* **Work task**: For each line of the data below that includes the string "title", count one, and answer with the sum only.

Start of Records for the exercise

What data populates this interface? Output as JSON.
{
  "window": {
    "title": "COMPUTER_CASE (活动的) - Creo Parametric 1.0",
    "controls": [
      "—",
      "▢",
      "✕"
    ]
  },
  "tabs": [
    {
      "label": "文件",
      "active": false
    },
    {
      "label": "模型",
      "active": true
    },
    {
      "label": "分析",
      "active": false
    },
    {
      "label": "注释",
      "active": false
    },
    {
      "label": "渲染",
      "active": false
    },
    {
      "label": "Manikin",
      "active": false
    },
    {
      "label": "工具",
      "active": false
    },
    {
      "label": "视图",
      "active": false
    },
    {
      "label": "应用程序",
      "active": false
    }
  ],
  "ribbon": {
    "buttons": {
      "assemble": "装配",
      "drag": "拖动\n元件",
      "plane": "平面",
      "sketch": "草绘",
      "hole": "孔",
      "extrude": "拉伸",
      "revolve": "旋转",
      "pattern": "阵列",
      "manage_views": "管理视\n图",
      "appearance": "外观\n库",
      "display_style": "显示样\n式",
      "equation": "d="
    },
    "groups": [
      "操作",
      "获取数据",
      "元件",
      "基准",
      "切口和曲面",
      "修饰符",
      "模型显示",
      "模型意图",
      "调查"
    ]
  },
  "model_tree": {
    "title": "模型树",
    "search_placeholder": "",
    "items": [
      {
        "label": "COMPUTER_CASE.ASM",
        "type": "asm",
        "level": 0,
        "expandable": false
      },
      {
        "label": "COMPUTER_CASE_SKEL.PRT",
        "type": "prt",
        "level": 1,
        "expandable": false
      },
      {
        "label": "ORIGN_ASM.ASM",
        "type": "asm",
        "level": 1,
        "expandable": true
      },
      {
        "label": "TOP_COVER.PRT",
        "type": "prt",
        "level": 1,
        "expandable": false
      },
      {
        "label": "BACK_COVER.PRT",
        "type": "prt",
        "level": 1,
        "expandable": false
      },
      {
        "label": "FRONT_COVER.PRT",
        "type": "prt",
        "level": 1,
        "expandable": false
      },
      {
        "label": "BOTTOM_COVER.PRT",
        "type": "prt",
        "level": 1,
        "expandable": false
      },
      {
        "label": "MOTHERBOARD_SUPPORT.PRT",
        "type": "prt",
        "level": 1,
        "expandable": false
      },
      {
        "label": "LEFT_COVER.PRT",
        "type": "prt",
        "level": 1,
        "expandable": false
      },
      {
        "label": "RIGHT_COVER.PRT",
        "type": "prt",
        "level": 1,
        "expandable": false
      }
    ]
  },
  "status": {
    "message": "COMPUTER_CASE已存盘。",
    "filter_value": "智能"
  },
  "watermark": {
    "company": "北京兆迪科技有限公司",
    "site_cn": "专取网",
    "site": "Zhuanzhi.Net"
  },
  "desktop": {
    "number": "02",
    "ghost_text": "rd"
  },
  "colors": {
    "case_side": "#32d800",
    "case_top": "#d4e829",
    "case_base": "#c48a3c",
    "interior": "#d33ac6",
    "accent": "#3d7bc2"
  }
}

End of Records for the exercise

* **Response box**: 2